Exercise — Among the entries below, find the lines with the word "title" and return them.

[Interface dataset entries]
————

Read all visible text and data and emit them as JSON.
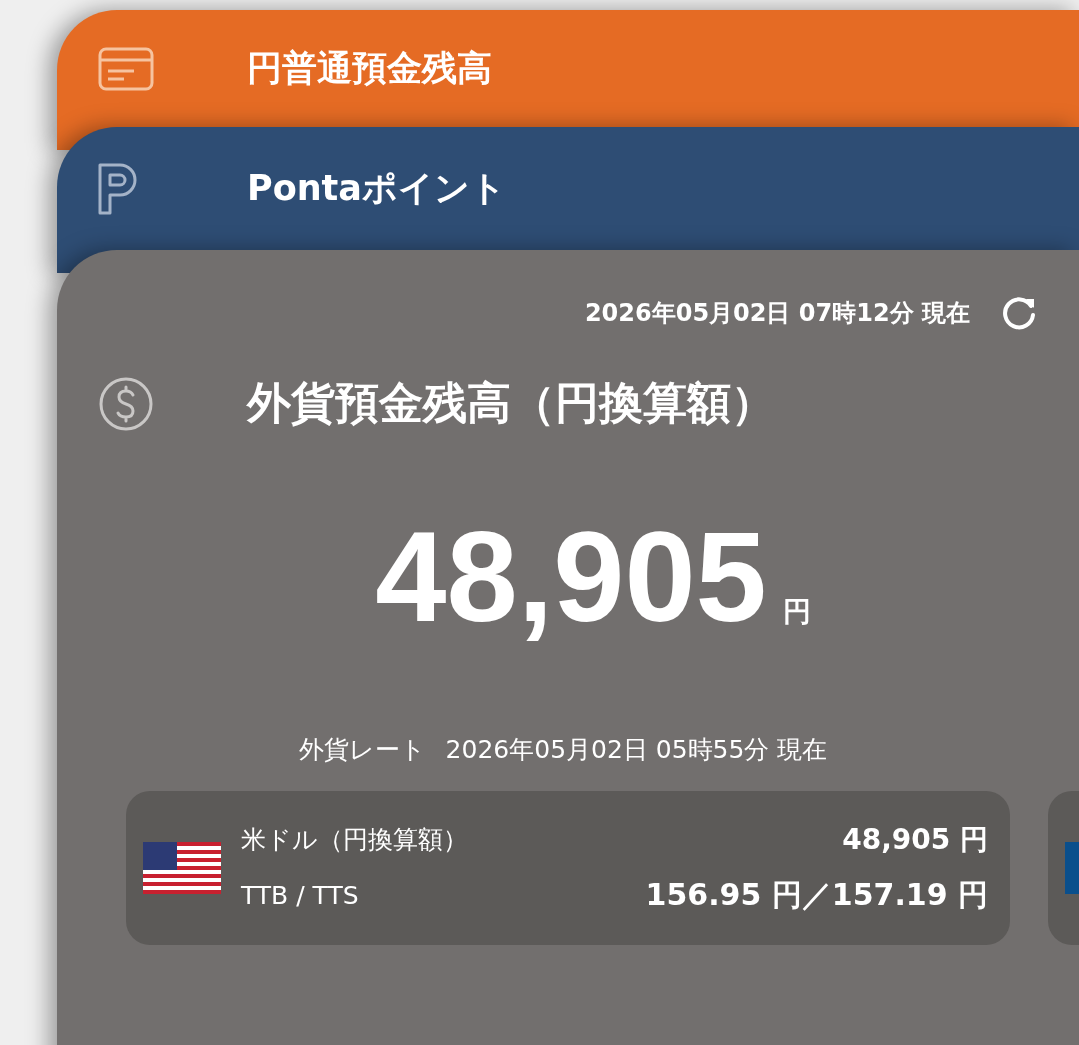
{
  "accounts": [
    {
      "kind": "yen",
      "title": "円普通預金残高",
      "color": "#e56b24"
    },
    {
      "kind": "points",
      "title": "Pontaポイント",
      "color": "#2e4d74"
    }
  ],
  "foreign_deposit": {
    "updated": "2026年05月02日 07時12分 現在",
    "title": "外貨預金残高（円換算額）",
    "amount": "48,905",
    "unit": "円",
    "rate_label": "外貨レート",
    "rate_time": "2026年05月02日 05時55分 現在",
    "currencies": [
      {
        "name": "米ドル（円換算額）",
        "amount": "48,905 円",
        "rate_label": "TTB / TTS",
        "rates": "156.95 円／157.19 円"
      }
    ]
  }
}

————

Problem solution —
      "title": "円普通預金残高",
      "title": "Pontaポイント",
    "title": "外貨預金残高（円換算額）",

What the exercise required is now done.